Justin Vivian Bond is a cabaret artist and author who has performed all over the world. Bond’s new album is called “Dendrophile,” and v is currently on tour performing songs from it on the East Coast. Bond’s first book, Tango, which will be published later this year through the Feminist Press, chronicles the experience of growing up queer in suburban America in the 1970s.
In the short memoir, Bond, who is trans and uses the prefix “Mx” (pronounced “mix”),writes about the sexual relationship Bond had with a neighbor, a boy v hated but was attracted to all the same. The story begins with the news that the boy, now a man, has been arrested under the code name “Tango” and with v’s diagnosis, as an adult, with ADD. It’s a complex story of childhood sexuality, queer identity and suburban suffocation, as well as a musing on mental illness and cultural ideas about gender. If you’re in the US, take a look at Bond’s book tour schedule to see if v is coming to your town.
Check out this great video of Bond performing v’s songs and talking about performing gender.
And now, without further ado, the Feministing Five, with Mx. Justin Vivian Bond.
Chloe Angyal: Why did you decide to write this book, and why did you choose to focus solely on your childhood?
Justin Vivian Bond: I hadn’t really intended to write a book, but about two years or so, Amy Shoulder and I met for a drink just around the same time that I had been diagnosed with ADD and a boy that I knew when was younger had been arrested for impersonating a DEA officer.

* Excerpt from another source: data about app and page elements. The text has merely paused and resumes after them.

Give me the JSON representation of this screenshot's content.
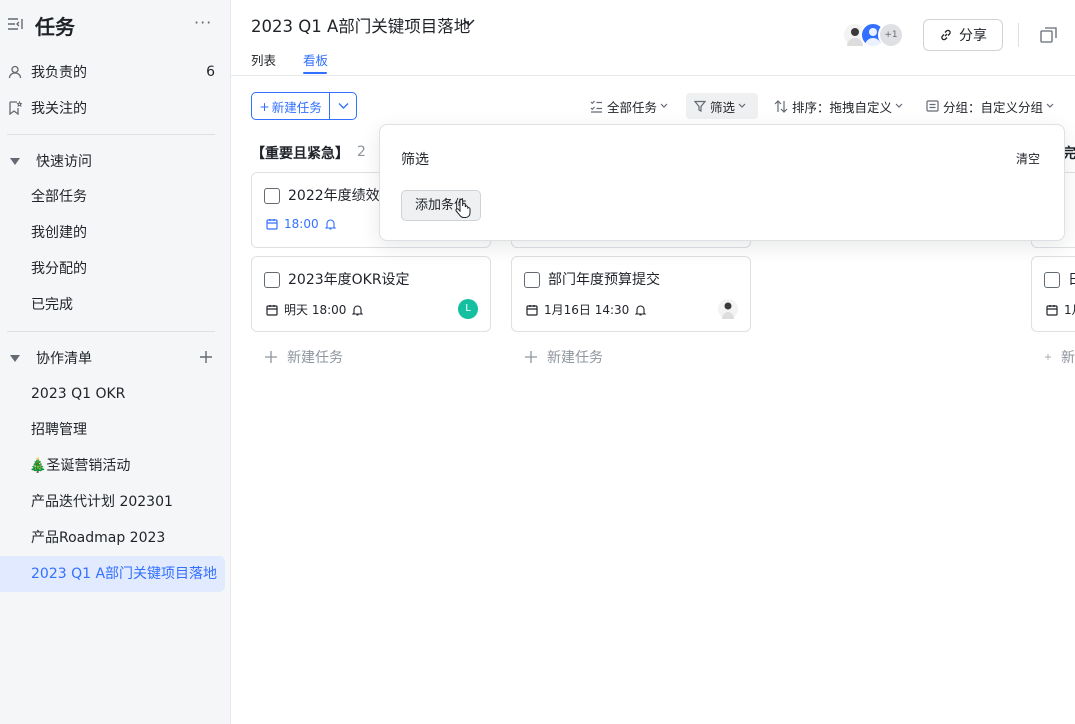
{
  "sidebar": {
    "title": "任务",
    "my_tasks": {
      "label": "我负责的",
      "count": "6"
    },
    "followed": {
      "label": "我关注的"
    },
    "quick_access": {
      "label": "快速访问",
      "items": [
        "全部任务",
        "我创建的",
        "我分配的",
        "已完成"
      ]
    },
    "collab": {
      "label": "协作清单",
      "items": [
        "2023 Q1 OKR",
        "招聘管理",
        "🎄圣诞营销活动",
        "产品迭代计划 202301",
        "产品Roadmap 2023",
        "2023 Q1 A部门关键项目落地"
      ]
    }
  },
  "header": {
    "title": "2023 Q1 A部门关键项目落地",
    "tabs": [
      "列表",
      "看板"
    ],
    "active_tab": "看板",
    "avatar_more": "+1",
    "share": "分享"
  },
  "toolbar": {
    "new_task": "新建任务",
    "all_tasks": "全部任务",
    "filter": "筛选",
    "sort": "排序：拖拽自定义",
    "group": "分组：自定义分组"
  },
  "columns": [
    {
      "title": "【重要且紧急】",
      "count": "2",
      "cards": [
        {
          "title": "2022年度绩效",
          "date": "18:00",
          "date_color": "#3370ff"
        },
        {
          "title": "2023年度OKR设定",
          "date": "明天 18:00",
          "assignee": "L",
          "assignee_color": "#14c0a0"
        }
      ],
      "add": "新建任务"
    },
    {
      "title": "",
      "cards": [
        {
          "title": "部门年度预算提交",
          "date": "1月16日 14:30"
        }
      ],
      "add": "新建任务"
    },
    {
      "title": "完",
      "cards": [
        {
          "title": "日",
          "date": "1月"
        }
      ],
      "add": "新"
    }
  ],
  "filter_popup": {
    "title": "筛选",
    "clear": "清空",
    "add_condition": "添加条件"
  },
  "colors": {
    "accent": "#3370ff",
    "sidebar_bg": "#f5f6f7",
    "active_bg": "#e1eaff"
  }
}
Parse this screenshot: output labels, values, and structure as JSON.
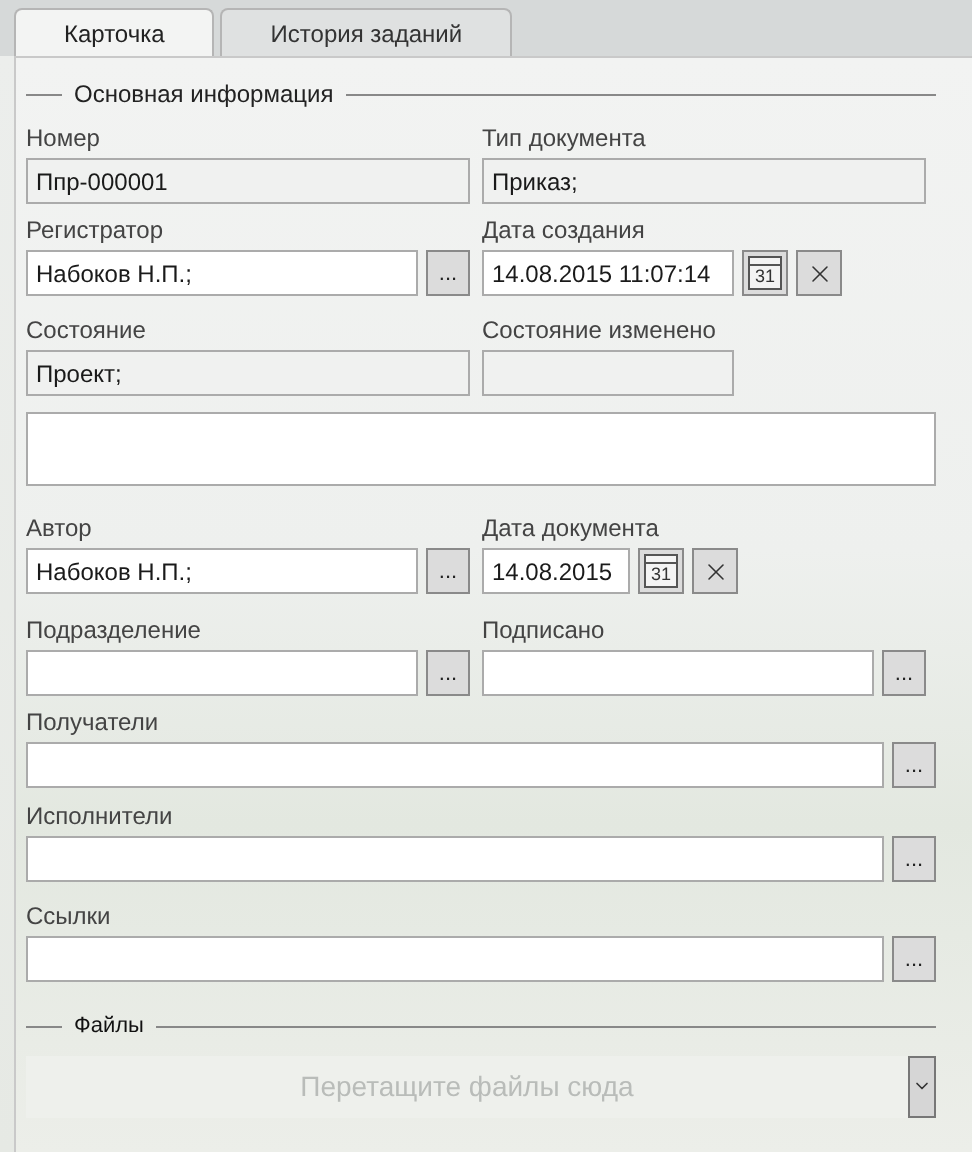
{
  "tabs": [
    {
      "label": "Карточка",
      "selected": true
    },
    {
      "label": "История заданий",
      "selected": false
    }
  ],
  "main_section": {
    "title": "Основная информация"
  },
  "rows": [
    {
      "fields": [
        {
          "kind": "text",
          "label": "Номер",
          "value": "Ппр-000001",
          "readonly": true
        },
        {
          "kind": "text",
          "label": "Тип документа",
          "value": "Приказ;",
          "readonly": true
        }
      ]
    },
    {
      "fields": [
        {
          "kind": "lookup",
          "label": "Регистратор",
          "value": "Набоков Н.П.;",
          "readonly": false,
          "button": "..."
        },
        {
          "kind": "datetime",
          "label": "Дата создания",
          "value": "14.08.2015  11:07:14",
          "readonly": false,
          "calendar_day": "31"
        }
      ]
    },
    {
      "fields": [
        {
          "kind": "text",
          "label": "Состояние",
          "value": "Проект;",
          "readonly": true
        },
        {
          "kind": "datetime",
          "label": "Состояние изменено",
          "readonly": true
        }
      ]
    },
    {
      "fields": [
        {
          "kind": "memo",
          "readonly": false
        }
      ]
    },
    {
      "fields": [
        {
          "kind": "lookup",
          "label": "Автор",
          "value": "Набоков Н.П.;",
          "readonly": false,
          "button": "..."
        },
        {
          "kind": "date",
          "label": "Дата документа",
          "value": "14.08.2015",
          "readonly": false,
          "calendar_day": "31"
        }
      ]
    },
    {
      "fields": [
        {
          "kind": "lookup",
          "label": "Подразделение",
          "readonly": false,
          "button": "..."
        },
        {
          "kind": "lookup",
          "label": "Подписано",
          "readonly": false,
          "button": "..."
        }
      ]
    },
    {
      "fields": [
        {
          "kind": "lookup",
          "label": "Получатели",
          "readonly": false,
          "button": "..."
        }
      ]
    },
    {
      "fields": [
        {
          "kind": "lookup",
          "label": "Исполнители",
          "readonly": false,
          "button": "..."
        }
      ]
    },
    {
      "fields": [
        {
          "kind": "lookup",
          "label": "Ссылки",
          "readonly": false,
          "button": "..."
        }
      ]
    }
  ],
  "files_section": {
    "title": "Файлы",
    "drop_hint": "Перетащите файлы сюда"
  }
}
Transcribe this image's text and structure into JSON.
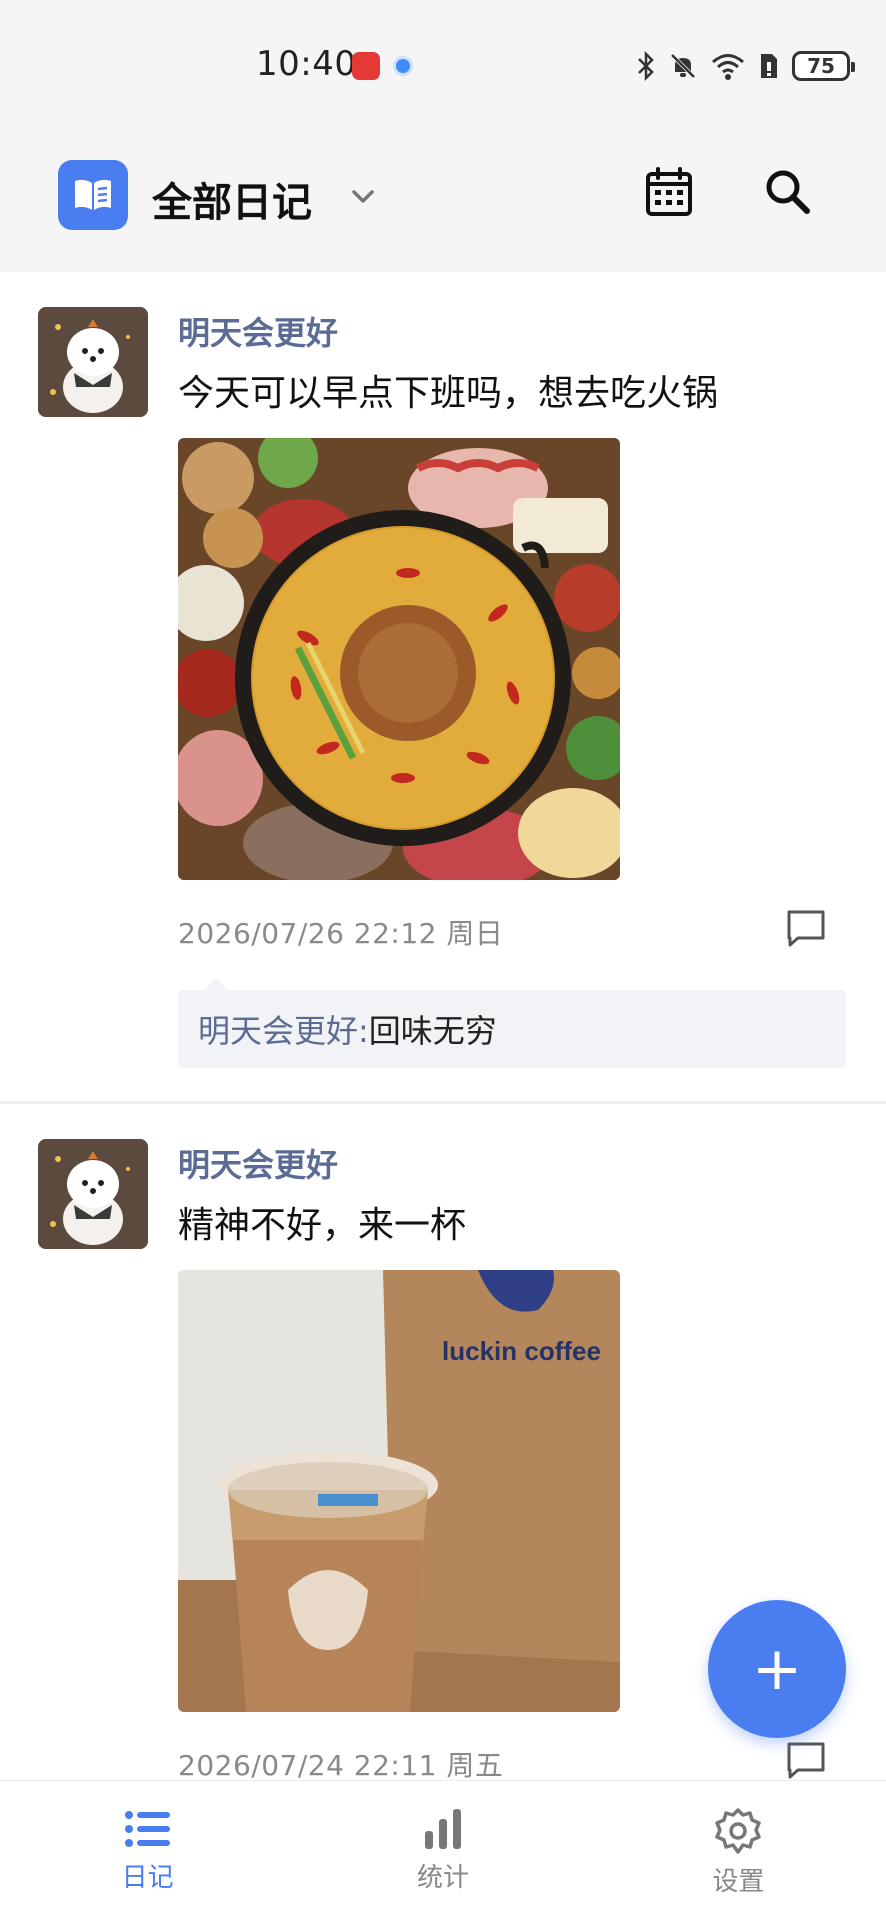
{
  "status_bar": {
    "time": "10:40",
    "battery": "75",
    "icons": [
      "huawei-app-icon",
      "browser-icon",
      "bluetooth-icon",
      "bell-off-icon",
      "wifi-icon",
      "sim-icon",
      "battery-icon"
    ]
  },
  "header": {
    "title": "全部日记",
    "icons": [
      "diary-book-icon",
      "chevron-down-icon",
      "calendar-icon",
      "search-icon"
    ]
  },
  "posts": [
    {
      "author": "明天会更好",
      "content": "今天可以早点下班吗，想去吃火锅",
      "image": "hotpot-photo",
      "timestamp": "2026/07/26 22:12 周日",
      "comment": {
        "author": "明天会更好:",
        "text": " 回味无穷"
      }
    },
    {
      "author": "明天会更好",
      "content": "精神不好，来一杯",
      "image": "luckin-coffee-photo",
      "photo_brand_text": "luckin coffee",
      "timestamp": "2026/07/24 22:11 周五"
    }
  ],
  "fab": {
    "label": "+"
  },
  "bottom_nav": [
    {
      "label": "日记",
      "icon": "list-icon",
      "active": true
    },
    {
      "label": "统计",
      "icon": "bar-chart-icon",
      "active": false
    },
    {
      "label": "设置",
      "icon": "gear-icon",
      "active": false
    }
  ],
  "colors": {
    "accent": "#4a7df0",
    "author": "#5b6b94",
    "meta": "#8a8a8a",
    "header_bg": "#f5f5f5"
  }
}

And I was telling her the story over drinks, and she said, “Oh, you should write this story.” So I just wrote it, thinking it would be a short story, and I sent to Amy. She liked it, and she asked me a few questions. I answered those questions, and that ended up adding about ten thousand words to it. She asked me a couple more questions, and I answered them. And she said, “Alright, I think we have a book,” much to my surprise. That’s really how it came about.
I chose to end the story with high school because it was really about my relationship with that boy. It was easy to write, because it had a beginning, a middle and an end. It wasn’t like I had to plot it out – it was just telling this specific story of two children who have this complicated relationship with each other, and a complicated relationship with being sexual as a child and being in a world of people who didn’t want to acknowledge or talk about sexuality. We were in a place where we had no support to deal with these issues. Obviously, I wanted to talk about the issue of child sexuality, and about looking at the world one way as opposed to another. Now, children are diagnosed with mental health issues a lot young and lots more readily. Whether that’s good or bad, I don’t know. But I think that both of us exhibited signs of what we would be diagnosed with later in life when we were very young. So I sort of went back, because it was something that I was doing anyway, and reexamined it all.
CA: Who is your favorite fictional heroine, and who are your heroines in real life?
JVB: Maria Wyeth, from Play It As It Lays. I don’t think she’s someone to emulate, but that book is one that has had a profound effect on me. It was written by Joan Didion, and there’s something about Joan Didion’s writing that inspires me even though I don’t think it’s necessarily the best thing to be completely nihilistic in your worldview. I think it’s nice to read her book, and I love her fictional characters, because they have this way of trying to make sense of everything that I really enjoy. I first read Didion when I was really young, and it really stuck with me.
Kate Bornstein is one of my heroines in real life. It was pretty amazing to have her blurb my book. The people who blurbed my book are my heroes – I would never have asked Yoko to blurb my book, but she did, and she wrote that wonderful thing. Kate is one of them, and Yoko, and my grandmother was a hero. Tilda Swinton is one of them.
CA: What recent news story made you want to scream?
JVB: There are so many. I’m sort of amazed by everything that’s happening in England right now. I was just there two weeks ago, and I lived in England for a couple of years, and I just found the energy to be so horrible. I really hated it – the violence, and the culture of public drunkenness. These riots are really shocking. And I think part of it is that there’s plenty for everybody, but it’s being hoarded by the few, and now all this violence is happening, and what’s tragic is that the violence is being directed against innocent people that are struggling anyway. And that makes me want to hang my head against a wall.
CA: What, in your opinion, is the greatest challenge facing feminism today?
JVB: I think it’s the same challenge it’s always been. I think the challenge is and has always been to eradicate hierarchies of gender. Which means that not only do women have to find a rigor about their ways of discussing gender and educating themselves and their children, but also, I think they have to re-think what gender is in order for feminism to be effective. Because it becomes a kind of “us versus them” mentality that has gotten into the culture over the years, when it should be about strategies that work to maximize the potential of the individual and the culture. So I think the biggest challenge is to find ways of not finding commonalities between the genders but to not have hierarchies within them. And to end gender binaries.
CA: You’re going to a desert island, and you’re allowed to take one food, one drink and one feminist. What do you pick?
JVB: Peanut brittle, bourbon and Kathleen Hanna. She’s from Maryland, too, and she’s pretty crafty. And she’s smart and she’s funny, and we could sing together.